As with Kilmory Knap Chapel across Loch Sween, this chapel does not have a direct link to the story of Colmcille. But it does show that Christians were living here during the centuries after his death.
The chapel is home to a large collection of early and late medieval stones. The most striking is the Keills Cross which stands 2 metres tall.
From the chapel, there are stunning views of the sea loch and the islands of Islay and Jura.
With its simple rectangular shape, the chapel is similar to many built in the Western Highlands. The walls would have been covered both inside and outside with render and possibly some painted decoration.
The Keills Cross dates from the late 8th or early 9th century, reflecting the presence of Christian worshippers on this site.
The cross is carved on one side only. Four lions surround a central circular boss with St Michael represented above and a seated saint sitting below, at the top of the shaft. Below there are panels of interlace decoration and leaf scrolls.
There are graveslabs and crosses on display inside the chapel. Many are carved with decorative patterns, swords and symbols linked to the people commemorated in the stonework.

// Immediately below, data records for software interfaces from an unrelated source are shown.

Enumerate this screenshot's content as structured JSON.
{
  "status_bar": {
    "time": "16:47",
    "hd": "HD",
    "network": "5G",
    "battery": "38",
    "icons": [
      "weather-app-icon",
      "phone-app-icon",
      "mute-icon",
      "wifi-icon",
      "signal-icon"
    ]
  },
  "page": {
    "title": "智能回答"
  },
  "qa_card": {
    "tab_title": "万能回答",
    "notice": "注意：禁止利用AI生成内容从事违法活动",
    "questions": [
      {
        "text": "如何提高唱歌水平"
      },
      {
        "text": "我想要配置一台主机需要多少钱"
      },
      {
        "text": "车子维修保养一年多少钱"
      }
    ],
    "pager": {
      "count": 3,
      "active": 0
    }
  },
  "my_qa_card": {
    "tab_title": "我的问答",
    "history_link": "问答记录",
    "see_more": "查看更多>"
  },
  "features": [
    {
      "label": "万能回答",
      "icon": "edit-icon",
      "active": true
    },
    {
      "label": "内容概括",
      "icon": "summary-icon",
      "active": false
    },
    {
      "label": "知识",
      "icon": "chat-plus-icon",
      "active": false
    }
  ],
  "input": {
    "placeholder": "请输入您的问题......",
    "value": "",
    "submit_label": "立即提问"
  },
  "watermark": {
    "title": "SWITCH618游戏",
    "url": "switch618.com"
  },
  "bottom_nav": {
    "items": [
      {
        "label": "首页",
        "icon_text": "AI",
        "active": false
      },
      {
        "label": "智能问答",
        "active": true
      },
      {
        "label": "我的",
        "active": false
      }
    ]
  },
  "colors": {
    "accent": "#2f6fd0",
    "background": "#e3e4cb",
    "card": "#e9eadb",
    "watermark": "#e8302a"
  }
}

The Keills Cross was originally positioned on the slope beside the chapel. A replica marks the position of the cross, northwest of the chapel.